Leaf Falling Example
If you take for instance the leaves falling from the trees in a Northern Hemispheric winter, you might say the leaves had to fall due to the presence of a hormone in leaf-dropping trees that signals a chemical message to every leaf to essentially, “Take a dive!”
Once this message is received, little cells appear where the leaf stem meets the branch. They are called “abscission” cells. Like their namesake, “scissors,” they cut themselves free.
In this sense, a leaf must fall. Its prior causes necessitate later effects. It is the leaf's fate to fall; it is already determined.
Random Snoopy Example
“What if the wind picks up and blows the leaf off the tree?”
That’s a good question, Snoopy.
In this scenario, it appears that the leaf’s fate is random, i.e., not-determined. It can be affected by additional forces. Since the presence of random is not under our direct control, there is still no free will.
But what if your tribe is seated at the same campfire as Hume?
You may retort the notion of determinism, saying that free will does not mean to do other than what you actually do, nor is it something that happens other than what actually happens.
It means, doing something you want to do, regardless.
Flower Plucking Example
Here, we pluck a flower and put it in our hair. Adorning ourselves with nature’s beauty. We exercised free will when we chose to pluck the flower.We seal its fate in our own story.

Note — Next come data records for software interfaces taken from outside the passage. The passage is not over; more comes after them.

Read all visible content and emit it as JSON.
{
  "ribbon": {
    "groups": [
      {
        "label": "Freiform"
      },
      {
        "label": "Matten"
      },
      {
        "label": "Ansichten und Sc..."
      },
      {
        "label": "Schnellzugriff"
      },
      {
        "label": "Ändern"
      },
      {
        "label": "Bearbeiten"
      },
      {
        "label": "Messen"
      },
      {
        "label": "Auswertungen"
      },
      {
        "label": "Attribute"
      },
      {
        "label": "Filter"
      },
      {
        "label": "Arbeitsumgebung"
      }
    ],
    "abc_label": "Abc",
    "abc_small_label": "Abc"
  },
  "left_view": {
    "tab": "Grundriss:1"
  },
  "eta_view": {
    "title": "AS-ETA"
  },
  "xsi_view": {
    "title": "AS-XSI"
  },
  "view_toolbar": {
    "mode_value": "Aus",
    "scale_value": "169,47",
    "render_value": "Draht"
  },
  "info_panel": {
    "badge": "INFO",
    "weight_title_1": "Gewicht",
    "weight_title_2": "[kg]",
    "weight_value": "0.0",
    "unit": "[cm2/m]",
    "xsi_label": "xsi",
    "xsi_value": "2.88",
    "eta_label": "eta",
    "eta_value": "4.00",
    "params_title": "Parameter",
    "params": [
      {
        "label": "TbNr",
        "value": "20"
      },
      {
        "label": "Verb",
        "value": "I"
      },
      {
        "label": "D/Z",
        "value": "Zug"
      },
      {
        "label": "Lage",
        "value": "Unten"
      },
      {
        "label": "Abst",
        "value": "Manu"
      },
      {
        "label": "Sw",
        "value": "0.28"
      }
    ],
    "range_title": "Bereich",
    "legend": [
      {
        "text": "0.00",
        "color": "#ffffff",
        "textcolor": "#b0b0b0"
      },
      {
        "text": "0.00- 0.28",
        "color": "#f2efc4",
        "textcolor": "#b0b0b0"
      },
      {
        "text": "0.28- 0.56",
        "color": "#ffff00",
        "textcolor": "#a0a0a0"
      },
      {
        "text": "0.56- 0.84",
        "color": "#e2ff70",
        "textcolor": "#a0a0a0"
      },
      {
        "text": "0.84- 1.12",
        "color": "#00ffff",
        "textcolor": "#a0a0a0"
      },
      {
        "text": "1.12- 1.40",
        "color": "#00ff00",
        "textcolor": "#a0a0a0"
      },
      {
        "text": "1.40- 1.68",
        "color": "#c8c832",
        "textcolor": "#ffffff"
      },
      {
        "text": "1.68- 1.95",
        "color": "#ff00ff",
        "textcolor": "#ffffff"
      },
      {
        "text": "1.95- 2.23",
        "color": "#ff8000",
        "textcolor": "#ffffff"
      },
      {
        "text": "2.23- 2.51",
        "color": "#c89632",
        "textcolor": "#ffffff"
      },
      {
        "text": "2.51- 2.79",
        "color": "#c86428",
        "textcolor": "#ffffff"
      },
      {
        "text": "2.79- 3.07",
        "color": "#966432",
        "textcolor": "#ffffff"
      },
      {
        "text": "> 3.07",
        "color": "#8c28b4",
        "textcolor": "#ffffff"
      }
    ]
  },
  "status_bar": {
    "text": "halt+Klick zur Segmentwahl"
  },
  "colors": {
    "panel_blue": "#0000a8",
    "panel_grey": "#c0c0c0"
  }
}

Was the flower going to wither and fall, regardless of our action? Yes.
Did we exercise free will?
Yes. No. Maybe?
Bart Simpson & Dobby Example
Consider instead a more serious topic, one of life and death.
In this scenario, we as human beings cannot escape death. We are still trapped in the cycle of birth and death (regardless of whether that cycle is singular or plural; get it? This image of Bart dying over and over is a gif. It keeps playing).
We still die
But if we had a choice, we may not choose death. The fact that is not our choice to make indicates that we have no free will.
This is the dilemma of determinism,
R&G Are Dead
In R&G Are Dead, both realize they are trapped. Literally living out a certain set of actions. In their realization, they still "decide" (free will) not to tell Hamlet, which ultimately leads to their deaths, the climax of their roles in the play Hamlet.
Oh, and, by the way,
Heads or tails? "Free will is a revenge theory. We cannot answer the question of who wins." ~Soph Laugh